J Hematol Oncol. 2023 Jul 6;16(1):71. doi: 10.1186/s13045-023-01473-x.


Tumor-associated myeloid cells (TAMCs) are among the most important immune cell populations in the tumor microenvironment, and play a significant role on the efficacy of immune checkpoint blockade. Understanding the origin of TAMCs was found to be the essential to determining their functional heterogeneity and, developing cancer immunotherapy strategies. While myeloid-biased differentiation in the bone marrow has been traditionally considered as the primary source of TAMCs, the abnormal differentiation of splenic hematopoietic stem and progenitor cells, erythroid progenitor cells, and B precursor cells in the spleen, as well as embryo-derived TAMCs, have been depicted as important origins of TAMCs. This review article provides an overview of the literature with a focus on the recent research progress evaluating the heterogeneity of TAMCs origins.
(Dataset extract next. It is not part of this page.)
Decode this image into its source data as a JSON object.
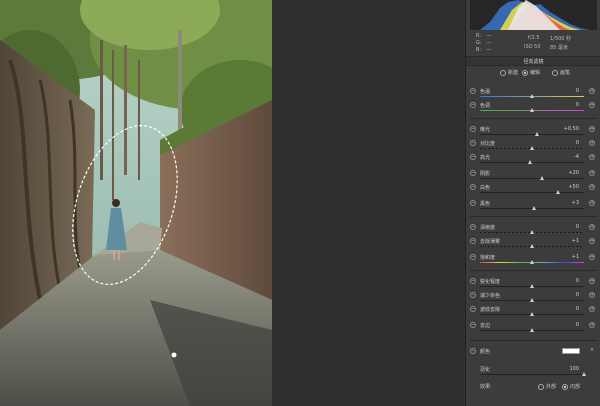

Moreover, this review summarizes the major therapeutic strategies targeting TAMCs with heterogeneous sources, shedding light on their implications for cancer antitumor immunotherapies.

Keywords: Cancer immunotherapy; Immune checkpoint blockade; Immune evasion; Myelopoiesis; Tumor associated myeloid cells; Tumor microenvironment.

Publication types

  • Review
  • Research Support, Non-U.S. Gov't

MeSH terms

  • Bone Marrow / pathology
  • Hematopoietic Stem Cells
  • Humans
  • Immunotherapy
  • Myeloid Cells
  • Neoplasms*
  • Tumor Microenvironment